Call it a dream come true if you want but it came afters years of hard work from the ambitious, tenacious young actor. “Don’t tell me ‘no,’ ” McNeill says, “because then I’ll come even harder.”
McNeill was born in Texas, but moved often while her mom pursued a doctorate in computer engineering. It was in Atlanta that McNeill got a taste for dance, which is still her passion. At 14, the family moved to Guilford County. Dance was too pricy, so McNeill turned her attention to theater. She tried out for “High School Musical” and didn’t get the part, but the rejection lit a fire – she knew musical theater was what she wanted to do. Her 11th grade year the family moved again, this time to Cary, and McNeill became active in theater at Green Hope High School. It was then that McNeill got a chance to perform at Duke Energy Center in Raleigh. If she wasn’t hooked before, playing a reputable professional stage did it.
“This is what I want to do for the rest of my life,” she realized. “I don’t think I can compromise and do anything else.”
Today she’s a senior at N.C. State University with her sights set on musical theater graduate school. This semester she’s taking 16 hours – it’ll be 18 in the spring – all the while acting in local productions. She knows that when she auditions for grad school programs that she’ll be competing against people with extensive conservatory and art school backgrounds. She works constantly to give herself the same skill set.
“I am forcing myself to continue to audition for all these shows and stay fresh and active in the theater arts community,” she says. Still, getting “Cinderella” came as a surprise. “When I got the call, I was kind of like, ‘are you sure that you want me?’ ”
McNeill’s talking technique as much as anything: Cinderella is a classically trained soprano, an operatic singer, while McNeill is an alto who tends toward a jazzy belt or a sultry vocal approach. Learning to inhabit this role and sing in a classical, operatic style can only increase McNeill’s skill set, however, and she’s excited to apply herself.
Still, McNeill knows that her Cinderella will take on some of her own personality. McNeill is outspoken and aggressively pursues what she wants, while Cinderella has a quieter spirit.
“I don’t want Cinderella to be this meek and mild pretty girl who can sing,” she says. “That’s not me and that’s not what I want Cinderella to be.” McNeill identifies with the first moment Cinderella says no to her stepmother.
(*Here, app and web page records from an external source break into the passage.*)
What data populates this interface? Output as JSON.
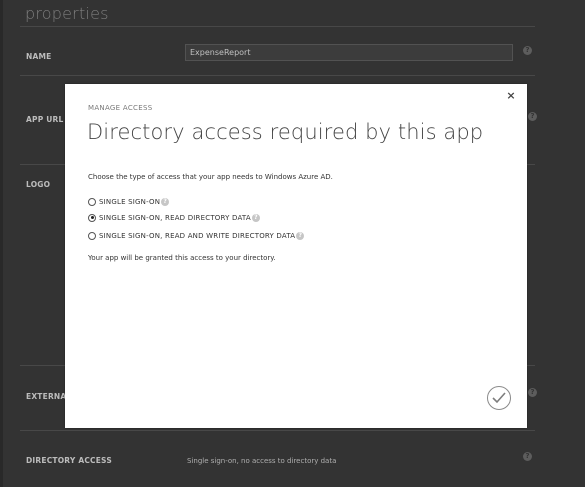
{
  "page": {
    "section_title": "properties",
    "fields": {
      "name_label": "NAME",
      "name_value": "ExpenseReport",
      "app_url_label": "APP URL",
      "logo_label": "LOGO",
      "external_label": "EXTERNAL",
      "directory_access_label": "DIRECTORY ACCESS",
      "directory_access_value": "Single sign-on, no access to directory data"
    },
    "help_glyph": "?"
  },
  "modal": {
    "kicker": "MANAGE ACCESS",
    "title": "Directory access required by this app",
    "description": "Choose the type of access that your app needs to Windows Azure AD.",
    "options": [
      {
        "label": "SINGLE SIGN-ON",
        "checked": false
      },
      {
        "label": "SINGLE SIGN-ON, READ DIRECTORY DATA",
        "checked": true
      },
      {
        "label": "SINGLE SIGN-ON, READ AND WRITE DIRECTORY DATA",
        "checked": false
      }
    ],
    "note": "Your app will be granted this access to your directory.",
    "close_glyph": "×",
    "help_glyph": "?",
    "close_icon": "close-icon",
    "confirm_icon": "checkmark-icon"
  },
  "colors": {
    "page_bg": "#3b3b3b",
    "modal_bg": "#ffffff",
    "text_dark": "#333333"
  }
}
She hopes young girls in the audience see Cinderella’s strength as she asserts herself and take the lesson to heart.
“Sometimes I feel like girls are too quiet about being open and honest, especially in a roomful of men,” McNeill says. “I don’t want my daughters to be that way and I hope I can give the girls who come see the show a ‘yes we can’ type of attitude.”
McNeill knows, too, that not every girl in the audience grew up like she did, watching Brandy play Cinderella. To many of them, princesses are white by default – only a handful of Disney’s princesses, for example, are another ethnicity. McNeill hopes she can open their eyes to what they can achieve.
“For little girls who are brown, of any ethnicity, to see another brown-skinned girl as a Cinderella, as a princess, I think is going to blow their minds,” McNeill says. “That is going to let these girls not only that you can do anything or be anything, but that not all the princesses are white.”
When: 7:30 p.m. Dec. 4, 10-11 and 17-18; 1 and 5 p.m. Dec. 5-6, Dec. 12-13 and Dec. 19; 1 p.m. Dec. 20
Where: Cantey V. Sutton Theatre, Raleigh Little Theatre, Pogue St., Raleigh.
Tickets: $28 the first Sunday; $27 members, all other tickets start at $33
To buy: 919-821-3111 or http://raleighlittletheatre.org